__ACTIVITY__
Return the data below in full, exactly as it stands.

__EXERCISE MATERIAL__
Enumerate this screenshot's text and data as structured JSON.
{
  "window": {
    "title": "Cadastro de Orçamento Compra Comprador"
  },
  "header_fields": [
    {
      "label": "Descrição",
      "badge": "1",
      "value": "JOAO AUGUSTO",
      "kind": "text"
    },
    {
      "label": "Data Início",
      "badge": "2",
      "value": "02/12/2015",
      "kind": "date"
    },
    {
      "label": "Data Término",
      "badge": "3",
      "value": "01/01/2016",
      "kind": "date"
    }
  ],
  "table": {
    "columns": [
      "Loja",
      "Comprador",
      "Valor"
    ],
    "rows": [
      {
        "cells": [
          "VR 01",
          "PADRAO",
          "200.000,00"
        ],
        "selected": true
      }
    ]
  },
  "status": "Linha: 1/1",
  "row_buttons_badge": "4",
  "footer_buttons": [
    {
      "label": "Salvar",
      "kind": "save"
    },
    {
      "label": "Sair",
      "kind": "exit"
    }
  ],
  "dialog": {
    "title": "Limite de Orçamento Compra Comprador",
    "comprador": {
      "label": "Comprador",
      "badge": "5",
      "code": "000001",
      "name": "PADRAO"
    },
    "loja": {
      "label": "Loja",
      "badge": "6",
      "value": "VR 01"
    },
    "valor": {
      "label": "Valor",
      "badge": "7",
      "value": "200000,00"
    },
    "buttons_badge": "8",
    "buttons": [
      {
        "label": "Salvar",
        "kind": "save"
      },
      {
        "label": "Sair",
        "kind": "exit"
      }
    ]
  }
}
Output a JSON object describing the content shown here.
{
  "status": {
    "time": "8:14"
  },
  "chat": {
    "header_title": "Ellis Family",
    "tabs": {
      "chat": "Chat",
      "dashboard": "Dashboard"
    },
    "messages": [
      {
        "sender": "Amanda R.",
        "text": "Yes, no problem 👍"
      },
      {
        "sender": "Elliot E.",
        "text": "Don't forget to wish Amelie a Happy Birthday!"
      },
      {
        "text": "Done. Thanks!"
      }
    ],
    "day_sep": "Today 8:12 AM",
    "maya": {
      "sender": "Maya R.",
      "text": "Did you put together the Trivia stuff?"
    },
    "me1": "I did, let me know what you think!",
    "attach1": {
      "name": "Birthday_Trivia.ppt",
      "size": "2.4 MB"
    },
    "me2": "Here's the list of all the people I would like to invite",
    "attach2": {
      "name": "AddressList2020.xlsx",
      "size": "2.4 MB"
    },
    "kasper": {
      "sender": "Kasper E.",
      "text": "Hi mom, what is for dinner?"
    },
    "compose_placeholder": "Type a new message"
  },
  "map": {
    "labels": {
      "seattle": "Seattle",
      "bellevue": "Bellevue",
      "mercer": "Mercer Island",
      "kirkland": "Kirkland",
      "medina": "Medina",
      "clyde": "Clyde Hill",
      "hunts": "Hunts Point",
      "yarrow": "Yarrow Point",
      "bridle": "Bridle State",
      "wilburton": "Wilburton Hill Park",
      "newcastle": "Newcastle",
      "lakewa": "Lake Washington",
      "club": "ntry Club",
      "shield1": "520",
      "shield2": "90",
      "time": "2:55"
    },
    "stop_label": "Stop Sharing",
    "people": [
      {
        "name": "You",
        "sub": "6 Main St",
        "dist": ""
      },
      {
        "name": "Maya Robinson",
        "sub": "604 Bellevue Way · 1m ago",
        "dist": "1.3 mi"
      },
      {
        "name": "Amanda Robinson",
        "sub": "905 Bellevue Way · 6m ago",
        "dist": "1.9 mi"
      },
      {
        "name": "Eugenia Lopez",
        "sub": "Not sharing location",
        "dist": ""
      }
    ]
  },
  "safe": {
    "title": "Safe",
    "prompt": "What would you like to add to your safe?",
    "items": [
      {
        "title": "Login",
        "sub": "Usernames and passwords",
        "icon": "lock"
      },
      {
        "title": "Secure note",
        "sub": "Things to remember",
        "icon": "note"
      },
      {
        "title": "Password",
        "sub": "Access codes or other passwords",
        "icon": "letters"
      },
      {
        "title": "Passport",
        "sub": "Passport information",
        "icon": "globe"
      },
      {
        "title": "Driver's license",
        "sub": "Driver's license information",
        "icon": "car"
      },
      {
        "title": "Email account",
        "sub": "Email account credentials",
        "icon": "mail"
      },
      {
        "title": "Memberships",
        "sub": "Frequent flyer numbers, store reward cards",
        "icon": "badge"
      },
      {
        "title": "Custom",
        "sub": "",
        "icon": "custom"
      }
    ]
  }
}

__RESPONSE TO THE TASK__
Enumerate this screenshot's text and data as structured JSON.
{
  "window": {
    "title": "Cadastro de Orçamento Compra Comprador"
  },
  "header_fields": [
    {
      "label": "Descrição",
      "badge": "1",
      "value": "JOAO AUGUSTO",
      "kind": "text"
    },
    {
      "label": "Data Início",
      "badge": "2",
      "value": "02/12/2015",
      "kind": "date"
    },
    {
      "label": "Data Término",
      "badge": "3",
      "value": "01/01/2016",
      "kind": "date"
    }
  ],
  "table": {
    "columns": [
      "Loja",
      "Comprador",
      "Valor"
    ],
    "rows": [
      {
        "cells": [
          "VR 01",
          "PADRAO",
          "200.000,00"
        ],
        "selected": true
      }
    ]
  },
  "status": "Linha: 1/1",
  "row_buttons_badge": "4",
  "footer_buttons": [
    {
      "label": "Salvar",
      "kind": "save"
    },
    {
      "label": "Sair",
      "kind": "exit"
    }
  ],
  "dialog": {
    "title": "Limite de Orçamento Compra Comprador",
    "comprador": {
      "label": "Comprador",
      "badge": "5",
      "code": "000001",
      "name": "PADRAO"
    },
    "loja": {
      "label": "Loja",
      "badge": "6",
      "value": "VR 01"
    },
    "valor": {
      "label": "Valor",
      "badge": "7",
      "value": "200000,00"
    },
    "buttons_badge": "8",
    "buttons": [
      {
        "label": "Salvar",
        "kind": "save"
      },
      {
        "label": "Sair",
        "kind": "exit"
      }
    ]
  }
}
Output a JSON object describing the content shown here.
{
  "status": {
    "time": "8:14"
  },
  "chat": {
    "header_title": "Ellis Family",
    "tabs": {
      "chat": "Chat",
      "dashboard": "Dashboard"
    },
    "messages": [
      {
        "sender": "Amanda R.",
        "text": "Yes, no problem 👍"
      },
      {
        "sender": "Elliot E.",
        "text": "Don't forget to wish Amelie a Happy Birthday!"
      },
      {
        "text": "Done. Thanks!"
      }
    ],
    "day_sep": "Today 8:12 AM",
    "maya": {
      "sender": "Maya R.",
      "text": "Did you put together the Trivia stuff?"
    },
    "me1": "I did, let me know what you think!",
    "attach1": {
      "name": "Birthday_Trivia.ppt",
      "size": "2.4 MB"
    },
    "me2": "Here's the list of all the people I would like to invite",
    "attach2": {
      "name": "AddressList2020.xlsx",
      "size": "2.4 MB"
    },
    "kasper": {
      "sender": "Kasper E.",
      "text": "Hi mom, what is for dinner?"
    },
    "compose_placeholder": "Type a new message"
  },
  "map": {
    "labels": {
      "seattle": "Seattle",
      "bellevue": "Bellevue",
      "mercer": "Mercer Island",
      "kirkland": "Kirkland",
      "medina": "Medina",
      "clyde": "Clyde Hill",
      "hunts": "Hunts Point",
      "yarrow": "Yarrow Point",
      "bridle": "Bridle State",
      "wilburton": "Wilburton Hill Park",
      "newcastle": "Newcastle",
      "lakewa": "Lake Washington",
      "club": "ntry Club",
      "shield1": "520",
      "shield2": "90",
      "time": "2:55"
    },
    "stop_label": "Stop Sharing",
    "people": [
      {
        "name": "You",
        "sub": "6 Main St",
        "dist": ""
      },
      {
        "name": "Maya Robinson",
        "sub": "604 Bellevue Way · 1m ago",
        "dist": "1.3 mi"
      },
      {
        "name": "Amanda Robinson",
        "sub": "905 Bellevue Way · 6m ago",
        "dist": "1.9 mi"
      },
      {
        "name": "Eugenia Lopez",
        "sub": "Not sharing location",
        "dist": ""
      }
    ]
  },
  "safe": {
    "title": "Safe",
    "prompt": "What would you like to add to your safe?",
    "items": [
      {
        "title": "Login",
        "sub": "Usernames and passwords",
        "icon": "lock"
      },
      {
        "title": "Secure note",
        "sub": "Things to remember",
        "icon": "note"
      },
      {
        "title": "Password",
        "sub": "Access codes or other passwords",
        "icon": "letters"
      },
      {
        "title": "Passport",
        "sub": "Passport information",
        "icon": "globe"
      },
      {
        "title": "Driver's license",
        "sub": "Driver's license information",
        "icon": "car"
      },
      {
        "title": "Email account",
        "sub": "Email account credentials",
        "icon": "mail"
      },
      {
        "title": "Memberships",
        "sub": "Frequent flyer numbers, store reward cards",
        "icon": "badge"
      },
      {
        "title": "Custom",
        "sub": "",
        "icon": "custom"
      }
    ]
  }
}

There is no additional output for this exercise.